• WHAT IS NEEDED:
Give every line from the entries that contains "execution".

Records from a data collection:
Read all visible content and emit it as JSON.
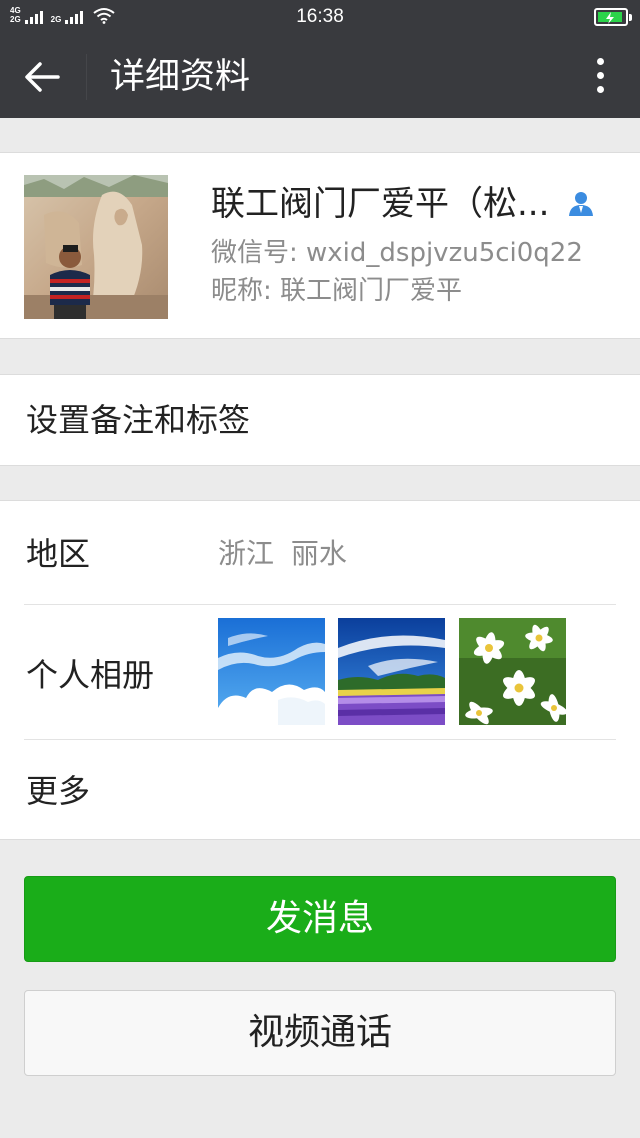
{
  "status_bar": {
    "network_1": "4G",
    "network_2": "2G",
    "network_3": "2G",
    "time": "16:38"
  },
  "nav": {
    "title": "详细资料"
  },
  "profile": {
    "name": "联工阀门厂爱平（松...",
    "wxid_label": "微信号: wxid_dspjvzu5ci0q22",
    "nickname_label": "昵称: 联工阀门厂爱平"
  },
  "remark": {
    "label": "设置备注和标签"
  },
  "details": {
    "region_label": "地区",
    "region_value": "浙江  丽水",
    "album_label": "个人相册",
    "more_label": "更多"
  },
  "actions": {
    "send_message": "发消息",
    "video_call": "视频通话"
  },
  "colors": {
    "header_bg": "#393a3e",
    "primary_green": "#1aad19",
    "page_bg": "#ebebeb",
    "secondary_text": "#8c8c8c"
  },
  "icons": [
    "back-arrow-icon",
    "more-vertical-icon",
    "contact-person-icon",
    "wifi-icon",
    "battery-charging-icon"
  ]
}
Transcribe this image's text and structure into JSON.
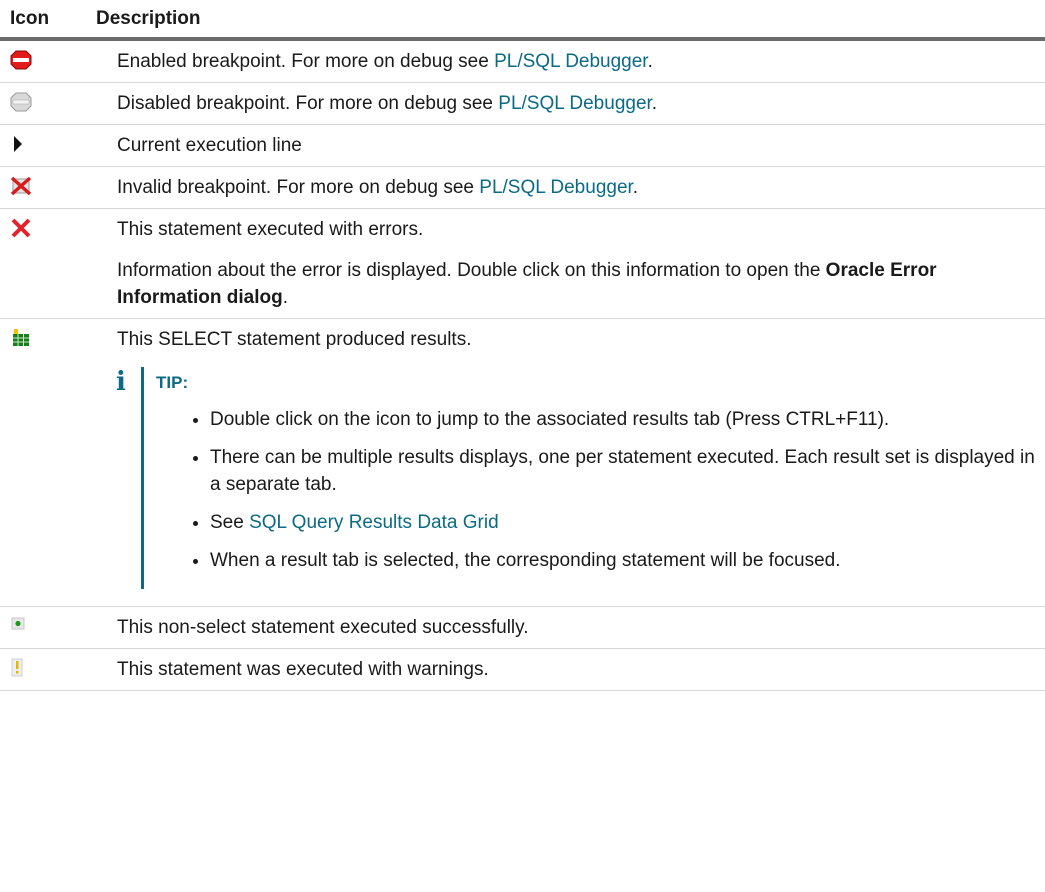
{
  "table": {
    "headers": {
      "icon": "Icon",
      "description": "Description"
    },
    "rows": [
      {
        "icon": "enabled-breakpoint-icon",
        "text_before": "Enabled breakpoint. For more on debug see ",
        "link": "PL/SQL Debugger",
        "text_after": "."
      },
      {
        "icon": "disabled-breakpoint-icon",
        "text_before": "Disabled breakpoint. For more on debug see ",
        "link": "PL/SQL Debugger",
        "text_after": "."
      },
      {
        "icon": "execution-arrow-icon",
        "text": "Current execution line"
      },
      {
        "icon": "invalid-breakpoint-icon",
        "text_before": "Invalid breakpoint. For more on debug see ",
        "link": "PL/SQL Debugger",
        "text_after": "."
      },
      {
        "icon": "error-x-icon",
        "text": "This statement executed with errors.",
        "detail_before": "Information about the error is displayed. Double click on this information to open the ",
        "detail_bold": "Oracle Error Information dialog",
        "detail_after": "."
      },
      {
        "icon": "results-grid-icon",
        "text": "This SELECT statement produced results.",
        "tip": {
          "icon": "info-icon",
          "label": "TIP:",
          "items": {
            "0": "Double click on the icon to jump to the associated results tab (Press CTRL+F11).",
            "1": "There can be multiple results displays, one per statement executed. Each result set is displayed in a separate tab.",
            "2_prefix": "See ",
            "2_link": "SQL Query Results Data Grid",
            "3": "When a result tab is selected, the corresponding statement will be focused."
          }
        }
      },
      {
        "icon": "success-icon",
        "text": "This non-select statement executed successfully."
      },
      {
        "icon": "warning-icon",
        "text": "This statement was executed with warnings."
      }
    ]
  },
  "colors": {
    "link": "#0b6a86",
    "header_rule": "#6b6b6b",
    "row_rule": "#d7d7d7"
  }
}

• EXPECTED OUTPUT:
        "icon": "execution-arrow-icon",
        "text": "Current execution line"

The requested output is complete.